• [Work to complete]
Every record must be given again word for word; no picture belongs in the copy.

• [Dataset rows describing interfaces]
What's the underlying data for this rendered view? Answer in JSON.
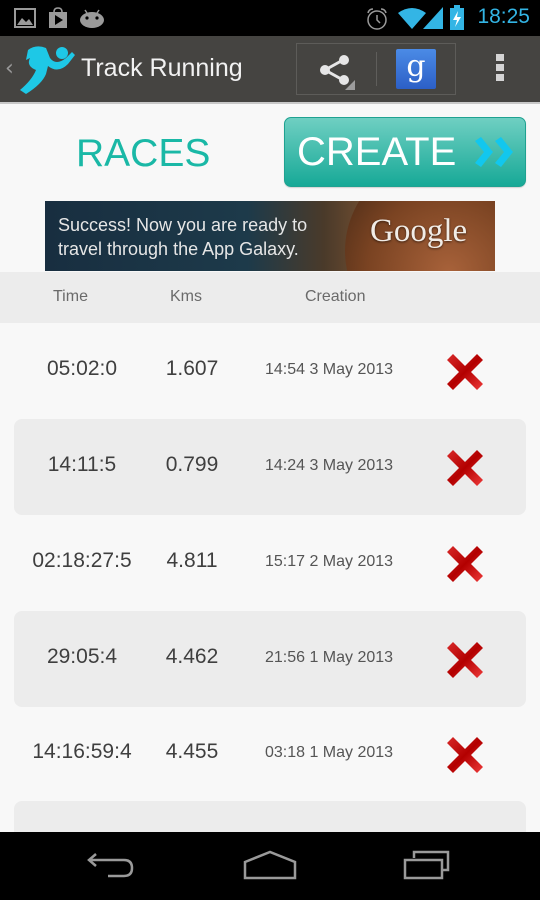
{
  "status_bar": {
    "time": "18:25",
    "left_icons": [
      "gallery-icon",
      "play-store-icon",
      "android-icon"
    ],
    "right_icons": [
      "alarm-icon",
      "wifi-icon",
      "signal-icon",
      "battery-charging-icon"
    ],
    "accent_color": "#33b5e5"
  },
  "action_bar": {
    "title": "Track Running",
    "back_glyph": "‹",
    "actions": [
      "share",
      "google"
    ],
    "google_glyph": "g",
    "overflow": "more-options"
  },
  "header": {
    "races_label": "RACES",
    "create_label": "CREATE",
    "accent_color": "#1ab8a6"
  },
  "ad": {
    "line1": "Success! Now you are ready to",
    "line2": "travel through the App Galaxy.",
    "brand": "Google"
  },
  "table": {
    "columns": [
      "Time",
      "Kms",
      "Creation"
    ],
    "rows": [
      {
        "time": "05:02:0",
        "kms": "1.607",
        "created": "14:54 3 May 2013"
      },
      {
        "time": "14:11:5",
        "kms": "0.799",
        "created": "14:24 3 May 2013"
      },
      {
        "time": "02:18:27:5",
        "kms": "4.811",
        "created": "15:17 2 May 2013"
      },
      {
        "time": "29:05:4",
        "kms": "4.462",
        "created": "21:56 1 May 2013"
      },
      {
        "time": "14:16:59:4",
        "kms": "4.455",
        "created": "03:18 1 May 2013"
      },
      {
        "time": "",
        "kms": "",
        "created": ""
      }
    ],
    "delete_color": "#cc1111"
  },
  "nav_bar": {
    "buttons": [
      "back",
      "home",
      "recents"
    ]
  }
}
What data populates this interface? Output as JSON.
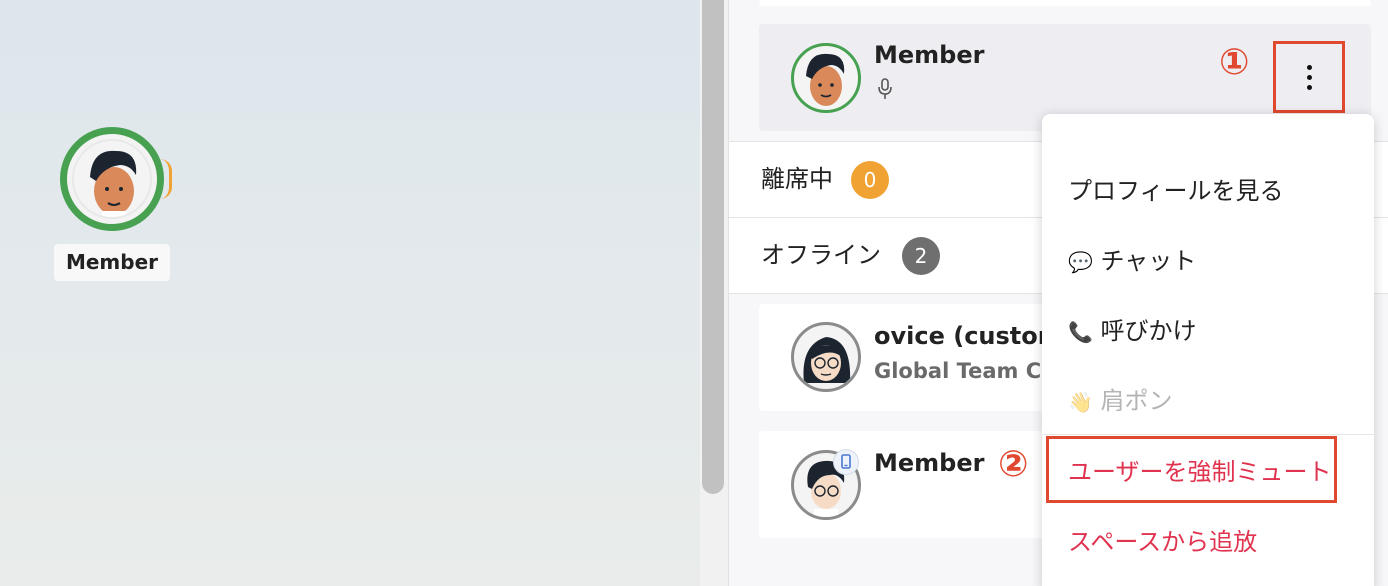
{
  "canvas": {
    "avatar_label": "Member"
  },
  "panel": {
    "active_member": {
      "name": "Member",
      "mic_icon": "microphone-icon"
    },
    "away_section": {
      "label": "離席中",
      "count": "0",
      "badge_color": "#f0a332"
    },
    "offline_section": {
      "label": "オフライン",
      "count": "2",
      "badge_color": "#6f6f6f"
    },
    "offline_members": [
      {
        "name": "ovice (custom",
        "subtitle": "Global Team Cus"
      },
      {
        "name": "Member"
      }
    ]
  },
  "context_menu": {
    "items": [
      {
        "label": "プロフィールを見る",
        "icon": ""
      },
      {
        "label": "チャット",
        "icon": "💬"
      },
      {
        "label": "呼びかけ",
        "icon": "📞"
      },
      {
        "label": "肩ポン",
        "icon": "👋",
        "disabled": true
      },
      {
        "label": "ユーザーを強制ミュート",
        "danger": true
      },
      {
        "label": "スペースから追放",
        "danger": true
      }
    ]
  },
  "annotations": {
    "step1": "①",
    "step2": "②",
    "color": "#e0492f"
  }
}
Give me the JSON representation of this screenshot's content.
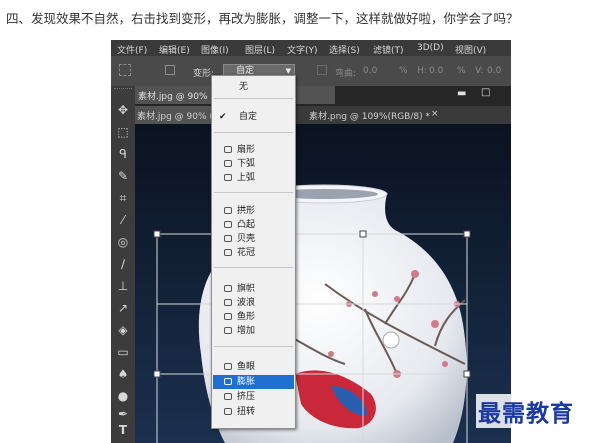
{
  "caption": "四、发现效果不自然，右击找到变形，再改为膨胀，调整一下，这样就做好啦，你学会了吗？",
  "menubar": {
    "items": [
      "文件(F)",
      "编辑(E)",
      "图像(I)",
      "图层(L)",
      "文字(Y)",
      "选择(S)",
      "滤镜(T)",
      "3D(D)",
      "视图(V)"
    ]
  },
  "options_bar": {
    "warp_label": "变形:",
    "warp_value": "自定",
    "bend_label": "弯曲:",
    "bend_value": "0.0",
    "percent": "%",
    "h_label": "H:",
    "h_value": "0.0",
    "v_label": "V:",
    "v_value": "0.0"
  },
  "floating_window_title": "素材.jpg @ 90%",
  "tabs": [
    {
      "label": "素材.jpg @ 90% (",
      "active": true
    },
    {
      "label": "素材.png @ 109%(RGB/8) *",
      "active": false
    }
  ],
  "tab_close": "×",
  "window_controls": {
    "minimize": "▬",
    "restore": "□"
  },
  "warp_menu": {
    "items": [
      {
        "label": "无",
        "icon": "none-icon",
        "checked": false,
        "highlighted": false
      },
      {
        "label": "自定",
        "icon": "none-icon",
        "checked": true,
        "highlighted": false
      },
      {
        "label": "扇形",
        "icon": "arc-icon",
        "checked": false,
        "highlighted": false
      },
      {
        "label": "下弧",
        "icon": "arc-lower-icon",
        "checked": false,
        "highlighted": false
      },
      {
        "label": "上弧",
        "icon": "arc-upper-icon",
        "checked": false,
        "highlighted": false
      },
      {
        "label": "拱形",
        "icon": "arch-icon",
        "checked": false,
        "highlighted": false
      },
      {
        "label": "凸起",
        "icon": "bulge-icon",
        "checked": false,
        "highlighted": false
      },
      {
        "label": "贝壳",
        "icon": "shell-icon",
        "checked": false,
        "highlighted": false
      },
      {
        "label": "花冠",
        "icon": "flower-icon",
        "checked": false,
        "highlighted": false
      },
      {
        "label": "旗帜",
        "icon": "flag-icon",
        "checked": false,
        "highlighted": false
      },
      {
        "label": "波浪",
        "icon": "wave-icon",
        "checked": false,
        "highlighted": false
      },
      {
        "label": "鱼形",
        "icon": "fish-icon",
        "checked": false,
        "highlighted": false
      },
      {
        "label": "增加",
        "icon": "rise-icon",
        "checked": false,
        "highlighted": false
      },
      {
        "label": "鱼眼",
        "icon": "fisheye-icon",
        "checked": false,
        "highlighted": false
      },
      {
        "label": "膨胀",
        "icon": "inflate-icon",
        "checked": false,
        "highlighted": true
      },
      {
        "label": "挤压",
        "icon": "squeeze-icon",
        "checked": false,
        "highlighted": false
      },
      {
        "label": "扭转",
        "icon": "twist-icon",
        "checked": false,
        "highlighted": false
      }
    ]
  },
  "watermark": "最需教育",
  "colors": {
    "highlight": "#1e6fd0",
    "canvas_top": "#0b1220",
    "bird_red": "#c8283a",
    "bird_blue": "#2a5fb0"
  }
}
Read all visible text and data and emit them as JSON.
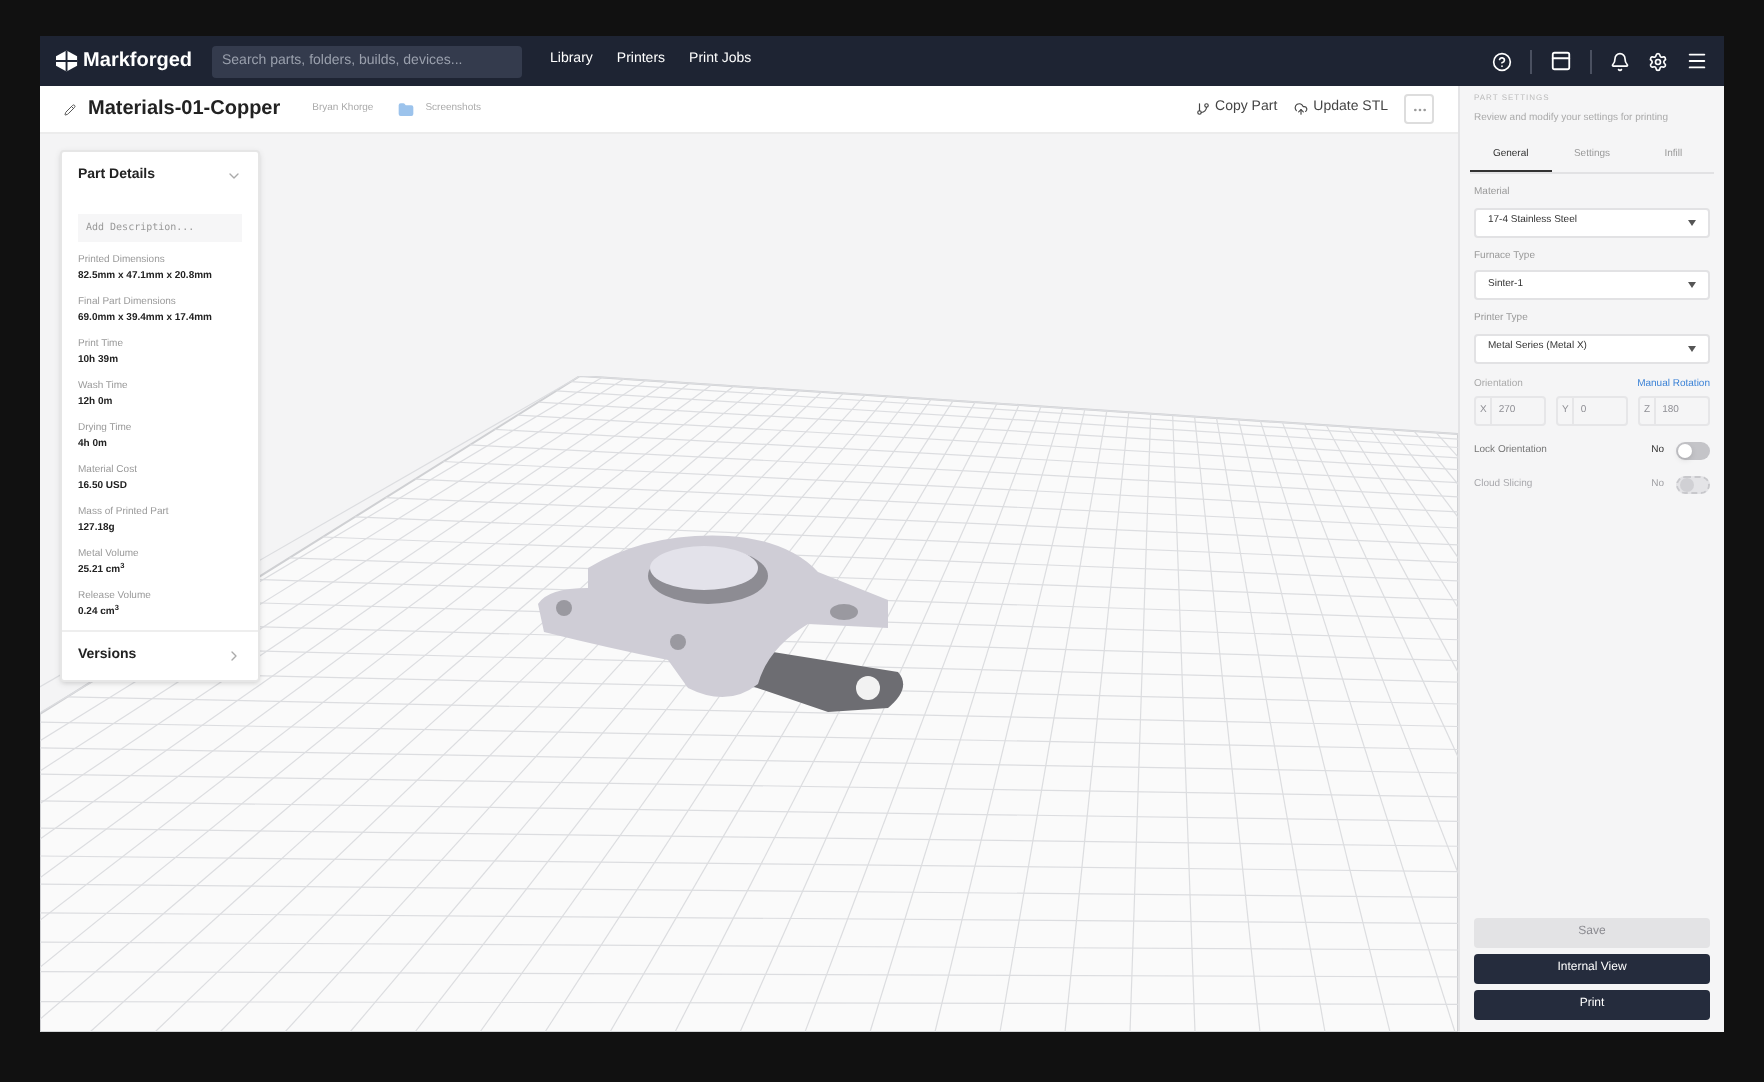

• [Exercise response]
What's the underlying data for this rendered view? Answer in JSON.
{
  "status_bar": {
    "time": "18:25",
    "left_icons": [
      "gallery-icon",
      "play-store-icon",
      "android-icon"
    ],
    "right_icons": [
      "alarm-icon",
      "wifi-icon",
      "signal-icon",
      "battery-charging-icon"
    ],
    "accent_color": "#33b5e5"
  },
  "action_bar": {
    "title": "Track Running",
    "back_glyph": "‹",
    "actions": [
      "share",
      "google"
    ],
    "google_glyph": "g",
    "overflow": "more-options"
  },
  "header": {
    "races_label": "RACES",
    "create_label": "CREATE",
    "accent_color": "#1ab8a6"
  },
  "ad": {
    "line1": "Success! Now you are ready to",
    "line2": "travel through the App Galaxy.",
    "brand": "Google"
  },
  "table": {
    "columns": [
      "Time",
      "Kms",
      "Creation"
    ],
    "rows": [
      {
        "time": "05:02:0",
        "kms": "1.607",
        "created": "14:54 3 May 2013"
      },
      {
        "time": "14:11:5",
        "kms": "0.799",
        "created": "14:24 3 May 2013"
      },
      {
        "time": "02:18:27:5",
        "kms": "4.811",
        "created": "15:17 2 May 2013"
      },
      {
        "time": "29:05:4",
        "kms": "4.462",
        "created": "21:56 1 May 2013"
      },
      {
        "time": "14:16:59:4",
        "kms": "4.455",
        "created": "03:18 1 May 2013"
      },
      {
        "time": "",
        "kms": "",
        "created": ""
      }
    ],
    "delete_color": "#cc1111"
  },
  "nav_bar": {
    "buttons": [
      "back",
      "home",
      "recents"
    ]
  }
}
What data populates this interface? Output as JSON.
{
  "canvas": {
    "avatar_label": "Member"
  },
  "panel": {
    "active_member": {
      "name": "Member",
      "mic_icon": "microphone-icon"
    },
    "away_section": {
      "label": "離席中",
      "count": "0",
      "badge_color": "#f0a332"
    },
    "offline_section": {
      "label": "オフライン",
      "count": "2",
      "badge_color": "#6f6f6f"
    },
    "offline_members": [
      {
        "name": "ovice (custom",
        "subtitle": "Global Team Cus"
      },
      {
        "name": "Member"
      }
    ]
  },
  "context_menu": {
    "items": [
      {
        "label": "プロフィールを見る",
        "icon": ""
      },
      {
        "label": "チャット",
        "icon": "💬"
      },
      {
        "label": "呼びかけ",
        "icon": "📞"
      },
      {
        "label": "肩ポン",
        "icon": "👋",
        "disabled": true
      },
      {
        "label": "ユーザーを強制ミュート",
        "danger": true
      },
      {
        "label": "スペースから追放",
        "danger": true
      }
    ]
  },
  "annotations": {
    "step1": "①",
    "step2": "②",
    "color": "#e0492f"
  }
}
Give me the JSON representation of this screenshot's content.
{
  "caption": "四、发现效果不自然，右击找到变形，再改为膨胀，调整一下，这样就做好啦，你学会了吗？",
  "menubar": {
    "items": [
      "文件(F)",
      "编辑(E)",
      "图像(I)",
      "图层(L)",
      "文字(Y)",
      "选择(S)",
      "滤镜(T)",
      "3D(D)",
      "视图(V)"
    ]
  },
  "options_bar": {
    "warp_label": "变形:",
    "warp_value": "自定",
    "bend_label": "弯曲:",
    "bend_value": "0.0",
    "percent": "%",
    "h_label": "H:",
    "h_value": "0.0",
    "v_label": "V:",
    "v_value": "0.0"
  },
  "floating_window_title": "素材.jpg @ 90%",
  "tabs": [
    {
      "label": "素材.jpg @ 90% (",
      "active": true
    },
    {
      "label": "素材.png @ 109%(RGB/8) *",
      "active": false
    }
  ],
  "tab_close": "×",
  "window_controls": {
    "minimize": "▬",
    "restore": "□"
  },
  "warp_menu": {
    "items": [
      {
        "label": "无",
        "icon": "none-icon",
        "checked": false,
        "highlighted": false
      },
      {
        "label": "自定",
        "icon": "none-icon",
        "checked": true,
        "highlighted": false
      },
      {
        "label": "扇形",
        "icon": "arc-icon",
        "checked": false,
        "highlighted": false
      },
      {
        "label": "下弧",
        "icon": "arc-lower-icon",
        "checked": false,
        "highlighted": false
      },
      {
        "label": "上弧",
        "icon": "arc-upper-icon",
        "checked": false,
        "highlighted": false
      },
      {
        "label": "拱形",
        "icon": "arch-icon",
        "checked": false,
        "highlighted": false
      },
      {
        "label": "凸起",
        "icon": "bulge-icon",
        "checked": false,
        "highlighted": false
      },
      {
        "label": "贝壳",
        "icon": "shell-icon",
        "checked": false,
        "highlighted": false
      },
      {
        "label": "花冠",
        "icon": "flower-icon",
        "checked": false,
        "highlighted": false
      },
      {
        "label": "旗帜",
        "icon": "flag-icon",
        "checked": false,
        "highlighted": false
      },
      {
        "label": "波浪",
        "icon": "wave-icon",
        "checked": false,
        "highlighted": false
      },
      {
        "label": "鱼形",
        "icon": "fish-icon",
        "checked": false,
        "highlighted": false
      },
      {
        "label": "增加",
        "icon": "rise-icon",
        "checked": false,
        "highlighted": false
      },
      {
        "label": "鱼眼",
        "icon": "fisheye-icon",
        "checked": false,
        "highlighted": false
      },
      {
        "label": "膨胀",
        "icon": "inflate-icon",
        "checked": false,
        "highlighted": true
      },
      {
        "label": "挤压",
        "icon": "squeeze-icon",
        "checked": false,
        "highlighted": false
      },
      {
        "label": "扭转",
        "icon": "twist-icon",
        "checked": false,
        "highlighted": false
      }
    ]
  },
  "watermark": "最需教育",
  "colors": {
    "highlight": "#1e6fd0",
    "canvas_top": "#0b1220",
    "bird_red": "#c8283a",
    "bird_blue": "#2a5fb0"
  }
}
Read all visible text and data and emit them as JSON.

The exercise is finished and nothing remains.